Other ways to build trust with first-time visitors is to provide a real phone number they can call, and even a physical address — if possible. This shows customers that they have a real way to contact you should the need arise.
Providing written or video-recorded testimonials on your site, such as Trust Pilot, will also go a long way to reassuring visitors you are a legitimate business.
Are you speaking to the right person about the right stuff at the right time? If not, they probably won’t be all that into you.
Use Web analytics to determine exactly who your audience is and their motivation when they land on specific pages. Learn what their buying patterns are and their demographics. Once you understand who your audience is and their desires, craft relevant copy specifically targeting them.
One method is to use dynamic messaging, which will display certain copy depending on a visitor’s behavior while on your website.
You can present your offer — or you can really present your offer. It’s going to take some persuasion and getting your visitors excited enough to pull the trigger and convert.
Hey, even free offers take some persuading. Just because something is free doesn’t mean everyone is willing to provide their email address to get it. And what you’re offering might be something that just takes up more space in their inbox.
By this point, visitors should know about all the features of your product, so now is the time to reel them in. You need to create persuasive copy that explains exactly how they would benefit should they convert.
If you let your visitors know that your offer ends in three days, do you think maybe they’ll buy it now rather than later? Maybe.
This is why it’s good to add a little urgency to your offers. Adding a visible countdown can help increase the urgency. Potential customers will be more apt to act immediately if your offer has a visible expiration date.
Don’t confuse your visitors with inconsistent or error-filled website copy. You’ll quickly lose potential customers.
Make sure your website copy is free of spelling and grammatical errors. Also make sure that the important info — specs, features, etc. — about your products or services is crystal clear.
Be sure to let them know what to expect when converting. If signing up for your service requires downloading software, be up front about that.
Once they start feeling annoyed about your site, visitors are likely to back out.
Friction is one of the biggest conversion killers.
Businesses assume that their visitors have the time and patience to fill out those long forms that ask for way too much information.
Or that they’ll stick around waiting for your monstrous page to load. Sure they may show up as traffic on your stats. But did they stick around for the nine seconds it took to actually see your page? If not, they can’t really be considered traffic at all.
As previously mentioned, conversion optimization has really begun to build traction over the last few years.
Marketers are beginning to truly understand its inherent value in increasing conversion.
They are also beginning to understand that spending money to buy traffic that isn’t likely to convert is a waste of money.
It’s important to get this piece of the puzzle addressed first.

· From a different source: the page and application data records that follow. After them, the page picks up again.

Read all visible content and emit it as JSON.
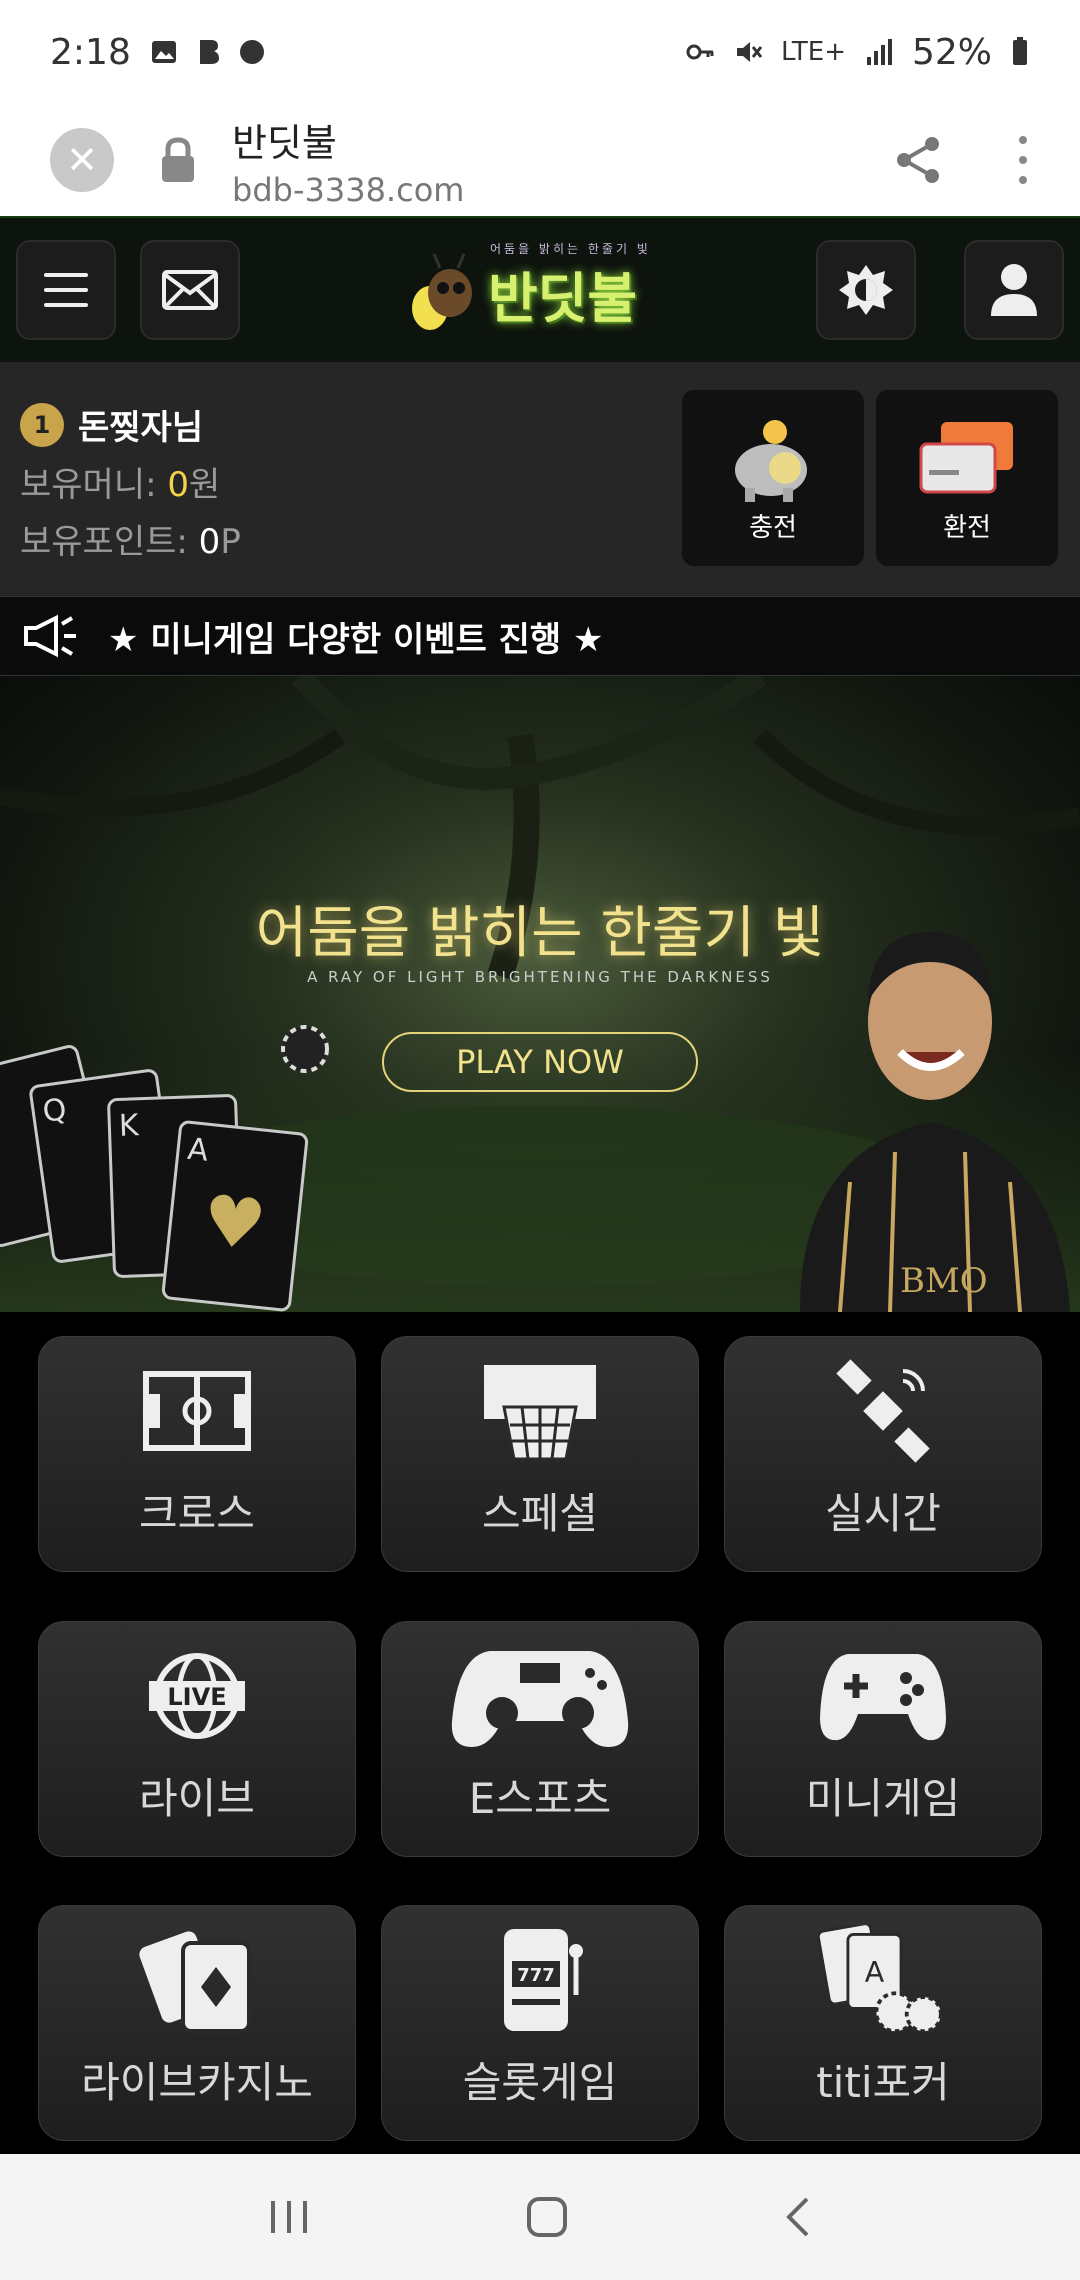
{
  "status_bar": {
    "time": "2:18",
    "network": "LTE+",
    "battery": "52%"
  },
  "browser": {
    "title": "반딧불",
    "url": "bdb-3338.com"
  },
  "header": {
    "logo_text": "반딧불",
    "logo_tagline": "어둠을 밝히는 한줄기 빛"
  },
  "user": {
    "rank": "1",
    "name": "돈찢자님",
    "money_label": "보유머니:",
    "money_value": "0",
    "money_unit": "원",
    "points_label": "보유포인트:",
    "points_value": "0",
    "points_unit": "P",
    "deposit_label": "충전",
    "withdraw_label": "환전"
  },
  "announcement": {
    "text": "★ 미니게임 다양한 이벤트 진행 ★"
  },
  "banner": {
    "title": "어둠을 밝히는 한줄기 빛",
    "subtitle": "A RAY OF LIGHT BRIGHTENING THE DARKNESS",
    "cta": "PLAY NOW"
  },
  "menu": [
    {
      "label": "크로스",
      "icon": "soccer-field-icon"
    },
    {
      "label": "스페셜",
      "icon": "basketball-hoop-icon"
    },
    {
      "label": "실시간",
      "icon": "satellite-icon"
    },
    {
      "label": "라이브",
      "icon": "live-globe-icon"
    },
    {
      "label": "E스포츠",
      "icon": "gamepad-icon"
    },
    {
      "label": "미니게임",
      "icon": "gamepad-small-icon"
    },
    {
      "label": "라이브카지노",
      "icon": "playing-cards-icon"
    },
    {
      "label": "슬롯게임",
      "icon": "slot-machine-icon"
    },
    {
      "label": "titi포커",
      "icon": "poker-chips-icon"
    }
  ]
}
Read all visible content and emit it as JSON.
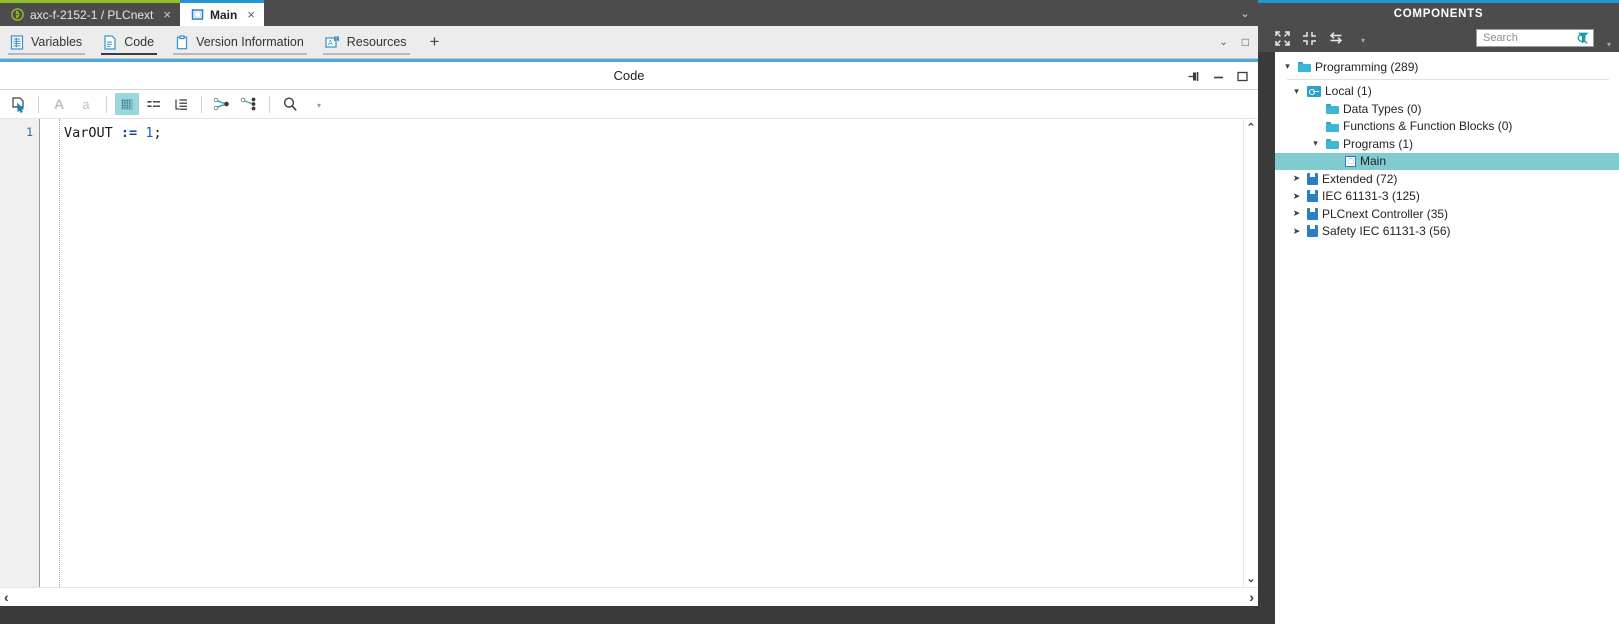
{
  "window_tabs": [
    {
      "label": "axc-f-2152-1 / PLCnext",
      "close": "×",
      "icon": "plcnext-project-icon",
      "active": false
    },
    {
      "label": "Main",
      "close": "×",
      "icon": "program-icon",
      "active": true
    }
  ],
  "window_tabs_overflow": "⌄",
  "sub_tabs": [
    {
      "label": "Variables",
      "icon": "variables-table-icon",
      "active": false
    },
    {
      "label": "Code",
      "icon": "code-document-icon",
      "active": true
    },
    {
      "label": "Version Information",
      "icon": "clipboard-icon",
      "active": false
    },
    {
      "label": "Resources",
      "icon": "resources-icon",
      "active": false
    }
  ],
  "sub_tabs_add_label": "+",
  "sub_tabs_right": {
    "chevron_down": "⌄",
    "maximize": "□"
  },
  "panel": {
    "title": "Code",
    "controls": [
      {
        "name": "pin-icon",
        "glyph": "⇥"
      },
      {
        "name": "minimize-icon",
        "glyph": "−"
      },
      {
        "name": "maximize-icon",
        "glyph": "□"
      }
    ]
  },
  "editor_toolbar": [
    {
      "name": "select-pointer-icon",
      "glyph": "⮚",
      "state": "normal"
    },
    {
      "name": "uppercase-A-icon",
      "glyph": "A",
      "state": "disabled"
    },
    {
      "name": "lowercase-a-icon",
      "glyph": "a",
      "state": "disabled"
    },
    {
      "name": "show-whitespace-icon",
      "glyph": "░",
      "state": "active"
    },
    {
      "name": "indent-guides-icon",
      "glyph": "≡",
      "state": "normal"
    },
    {
      "name": "outline-icon",
      "glyph": "≣",
      "state": "normal"
    },
    {
      "name": "expand-nodes-icon",
      "glyph": "⚷",
      "state": "normal"
    },
    {
      "name": "collapse-nodes-icon",
      "glyph": "⚸",
      "state": "normal"
    },
    {
      "name": "search-icon",
      "glyph": "⌕",
      "state": "normal"
    },
    {
      "name": "overflow-caret-icon",
      "glyph": "▾",
      "state": "caret"
    }
  ],
  "editor": {
    "lines": [
      {
        "number": "1",
        "tokens": [
          {
            "text": "VarOUT",
            "type": "var"
          },
          {
            "text": " ",
            "type": "pn"
          },
          {
            "text": ":=",
            "type": "op"
          },
          {
            "text": " ",
            "type": "pn"
          },
          {
            "text": "1",
            "type": "num"
          },
          {
            "text": ";",
            "type": "pn"
          }
        ]
      }
    ],
    "vscroll": {
      "up": "⌃",
      "down": "⌄"
    },
    "hscroll": {
      "left": "‹",
      "right": "›"
    }
  },
  "components": {
    "title": "COMPONENTS",
    "toolbar": [
      {
        "name": "expand-all-icon",
        "glyph": "⤡"
      },
      {
        "name": "collapse-all-icon",
        "glyph": "⤢"
      },
      {
        "name": "sync-selection-icon",
        "glyph": "⇆"
      },
      {
        "name": "toolbar-overflow-caret-icon",
        "glyph": "▾"
      }
    ],
    "search": {
      "placeholder": "Search",
      "value": "",
      "icon": "search-filter-icon"
    },
    "overflow_caret": "▾",
    "tree": [
      {
        "label": "Programming (289)",
        "indent": 0,
        "twisty": "expanded",
        "icon": "folder",
        "selected": false,
        "separator_after": true
      },
      {
        "label": "Local (1)",
        "indent": 1,
        "twisty": "expanded",
        "icon": "local",
        "selected": false
      },
      {
        "label": "Data Types (0)",
        "indent": 2,
        "twisty": "none",
        "icon": "folder",
        "selected": false
      },
      {
        "label": "Functions & Function Blocks (0)",
        "indent": 2,
        "twisty": "none",
        "icon": "folder",
        "selected": false
      },
      {
        "label": "Programs (1)",
        "indent": 2,
        "twisty": "expanded",
        "icon": "folder",
        "selected": false
      },
      {
        "label": "Main",
        "indent": 3,
        "twisty": "none",
        "icon": "program",
        "selected": true
      },
      {
        "label": "Extended (72)",
        "indent": 1,
        "twisty": "collapsed",
        "icon": "lib",
        "selected": false
      },
      {
        "label": "IEC 61131-3 (125)",
        "indent": 1,
        "twisty": "collapsed",
        "icon": "lib",
        "selected": false
      },
      {
        "label": "PLCnext Controller (35)",
        "indent": 1,
        "twisty": "collapsed",
        "icon": "lib",
        "selected": false
      },
      {
        "label": "Safety IEC 61131-3 (56)",
        "indent": 1,
        "twisty": "collapsed",
        "icon": "lib",
        "selected": false
      }
    ]
  },
  "colors": {
    "accent_blue": "#2196d4",
    "project_green": "#92c022",
    "selection_teal": "#7fcbd1",
    "panel_dark": "#4c4c4c",
    "toolbar_active": "#9ad6dd"
  }
}
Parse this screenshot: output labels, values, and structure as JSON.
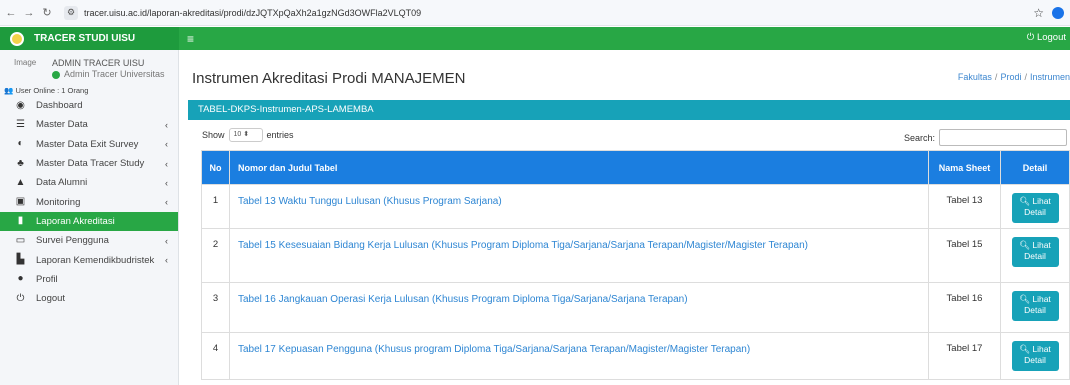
{
  "browser": {
    "url": "tracer.uisu.ac.id/laporan-akreditasi/prodi/dzJQTXpQaXh2a1gzNGd3OWFla2VLQT09"
  },
  "header": {
    "brand": "TRACER STUDI UISU",
    "logout": "Logout"
  },
  "user": {
    "avatar_alt": "Image",
    "name": "ADMIN TRACER UISU",
    "role": "Admin Tracer Universitas",
    "online": "User Online : 1 Orang"
  },
  "sidebar": {
    "items": [
      {
        "label": "Dashboard",
        "icon": "dashboard-icon",
        "caret": false
      },
      {
        "label": "Master Data",
        "icon": "database-icon",
        "caret": true
      },
      {
        "label": "Master Data Exit Survey",
        "icon": "handshake-icon",
        "caret": true
      },
      {
        "label": "Master Data Tracer Study",
        "icon": "people-icon",
        "caret": true
      },
      {
        "label": "Data Alumni",
        "icon": "graduation-cap-icon",
        "caret": true
      },
      {
        "label": "Monitoring",
        "icon": "monitor-icon",
        "caret": true
      },
      {
        "label": "Laporan Akreditasi",
        "icon": "chart-icon",
        "caret": false,
        "active": true
      },
      {
        "label": "Survei Pengguna",
        "icon": "laptop-icon",
        "caret": true
      },
      {
        "label": "Laporan Kemendikbudristek",
        "icon": "book-icon",
        "caret": true
      },
      {
        "label": "Profil",
        "icon": "user-icon",
        "caret": false
      },
      {
        "label": "Logout",
        "icon": "power-icon",
        "caret": false
      }
    ]
  },
  "main": {
    "title": "Instrumen Akreditasi Prodi MANAJEMEN",
    "breadcrumb": [
      "Fakultas",
      "Prodi",
      "Instrumen"
    ],
    "card_title": "TABEL-DKPS-Instrumen-APS-LAMEMBA",
    "show_label": "Show",
    "entries_value": "10",
    "entries_label": "entries",
    "search_label": "Search:",
    "search_value": ""
  },
  "table": {
    "headers": {
      "no": "No",
      "title": "Nomor dan Judul Tabel",
      "sheet": "Nama Sheet",
      "detail": "Detail"
    },
    "rows": [
      {
        "no": "1",
        "title": "Tabel 13 Waktu Tunggu Lulusan (Khusus Program Sarjana)",
        "sheet": "Tabel 13",
        "button": "Lihat Detail"
      },
      {
        "no": "2",
        "title": "Tabel 15 Kesesuaian Bidang Kerja Lulusan (Khusus Program Diploma Tiga/Sarjana/Sarjana Terapan/Magister/Magister Terapan)",
        "sheet": "Tabel 15",
        "button": "Lihat Detail"
      },
      {
        "no": "3",
        "title": "Tabel 16 Jangkauan Operasi Kerja Lulusan (Khusus Program Diploma Tiga/Sarjana/Sarjana Terapan)",
        "sheet": "Tabel 16",
        "button": "Lihat Detail"
      },
      {
        "no": "4",
        "title": "Tabel 17 Kepuasan Pengguna (Khusus program Diploma Tiga/Sarjana/Sarjana Terapan/Magister/Magister Terapan)",
        "sheet": "Tabel 17",
        "button": "Lihat Detail"
      }
    ]
  },
  "colors": {
    "brand_green": "#28a745",
    "header_teal": "#17a2b8",
    "table_header_blue": "#1b7ee0",
    "link_blue": "#2e86d3"
  }
}
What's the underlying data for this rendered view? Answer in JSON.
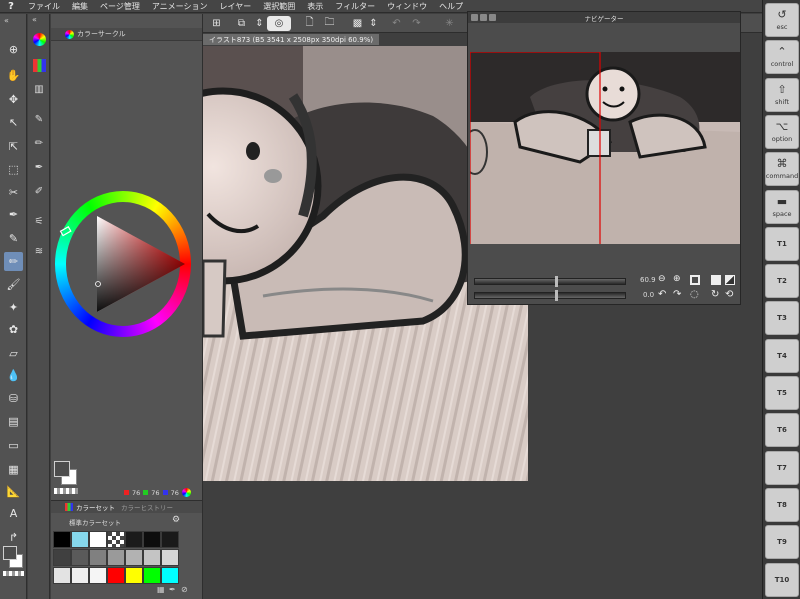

Your focus should be on improving your site’s conversion rate before spending money on bringing in traffic.
Images courtesy of VWO and Crazy Egg.